The records must be duplicated exactly, with every picture left out.

Component data from apps and pages
════════

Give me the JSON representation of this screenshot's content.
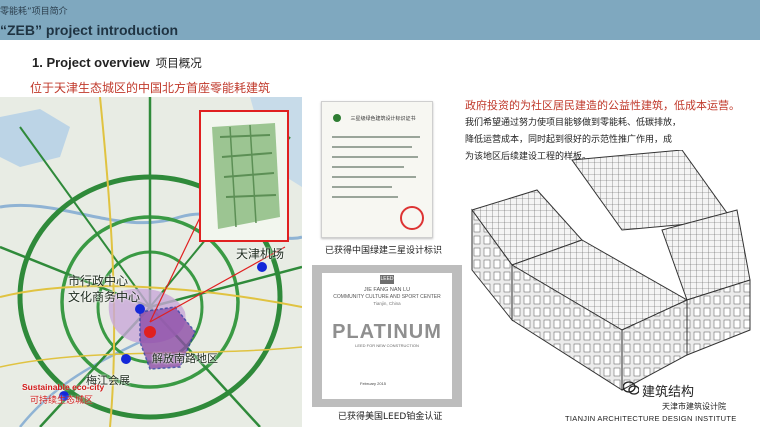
{
  "header": {
    "subtitle": "零能耗”项目简介",
    "title": "“ZEB” project introduction"
  },
  "section": {
    "title": "1.  Project overview",
    "title_cn": "项目概况",
    "subtitle": "位于天津生态城区的中国北方首座零能耗建筑"
  },
  "map": {
    "labels": {
      "airport": "天津机场",
      "city_center_1": "市行政中心",
      "city_center_2": "文化商务中心",
      "jiefang": "解放南路地区",
      "meijiang": "梅江会展",
      "eco_city_en": "Sustainable eco-city",
      "eco_city_cn": "可持续生态城区"
    }
  },
  "certificate": {
    "heading": "三星级绿色建筑设计标识证书",
    "caption": "已获得中国绿建三星设计标识"
  },
  "leed": {
    "logo": "LEED",
    "name": "JIE FANG NAN LU",
    "center": "COMMUNITY CULTURE AND SPORT CENTER",
    "location": "Tianjin, China",
    "level": "PLATINUM",
    "rating": "LEED FOR NEW CONSTRUCTION",
    "date": "February 2015",
    "caption": "已获得美国LEED铂金认证"
  },
  "description": {
    "heading": "政府投资的为社区居民建造的公益性建筑，低成本运营。",
    "lines": [
      "我们希望通过努力使项目能够做到零能耗、低碳排放，",
      "降低运营成本，同时起到很好的示范性推广作用，成",
      "为该地区后续建设工程的样板。"
    ]
  },
  "watermark": {
    "brand": "建筑结构",
    "institute_cn": "天津市建筑设计院",
    "institute_en": "TIANJIN ARCHITECTURE DESIGN INSTITUTE"
  },
  "colors": {
    "topbar": "#7fa8bf",
    "accent_red": "#c0392b",
    "road_green": "#2f8a3a",
    "marker_blue": "#1428d8",
    "zone_purple": "#b07bd3"
  }
}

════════

▸ **Response**
Give me the JSON representation of this screenshot's content.
{
  "header": {
    "subtitle": "零能耗”项目简介",
    "title": "“ZEB” project introduction"
  },
  "section": {
    "title": "1.  Project overview",
    "title_cn": "项目概况",
    "subtitle": "位于天津生态城区的中国北方首座零能耗建筑"
  },
  "map": {
    "labels": {
      "airport": "天津机场",
      "city_center_1": "市行政中心",
      "city_center_2": "文化商务中心",
      "jiefang": "解放南路地区",
      "meijiang": "梅江会展",
      "eco_city_en": "Sustainable eco-city",
      "eco_city_cn": "可持续生态城区"
    }
  },
  "certificate": {
    "heading": "三星级绿色建筑设计标识证书",
    "caption": "已获得中国绿建三星设计标识"
  },
  "leed": {
    "logo": "LEED",
    "name": "JIE FANG NAN LU",
    "center": "COMMUNITY CULTURE AND SPORT CENTER",
    "location": "Tianjin, China",
    "level": "PLATINUM",
    "rating": "LEED FOR NEW CONSTRUCTION",
    "date": "February 2015",
    "caption": "已获得美国LEED铂金认证"
  },
  "description": {
    "heading": "政府投资的为社区居民建造的公益性建筑，低成本运营。",
    "lines": [
      "我们希望通过努力使项目能够做到零能耗、低碳排放，",
      "降低运营成本，同时起到很好的示范性推广作用，成",
      "为该地区后续建设工程的样板。"
    ]
  },
  "watermark": {
    "brand": "建筑结构",
    "institute_cn": "天津市建筑设计院",
    "institute_en": "TIANJIN ARCHITECTURE DESIGN INSTITUTE"
  },
  "colors": {
    "topbar": "#7fa8bf",
    "accent_red": "#c0392b",
    "road_green": "#2f8a3a",
    "marker_blue": "#1428d8",
    "zone_purple": "#b07bd3"
  }
}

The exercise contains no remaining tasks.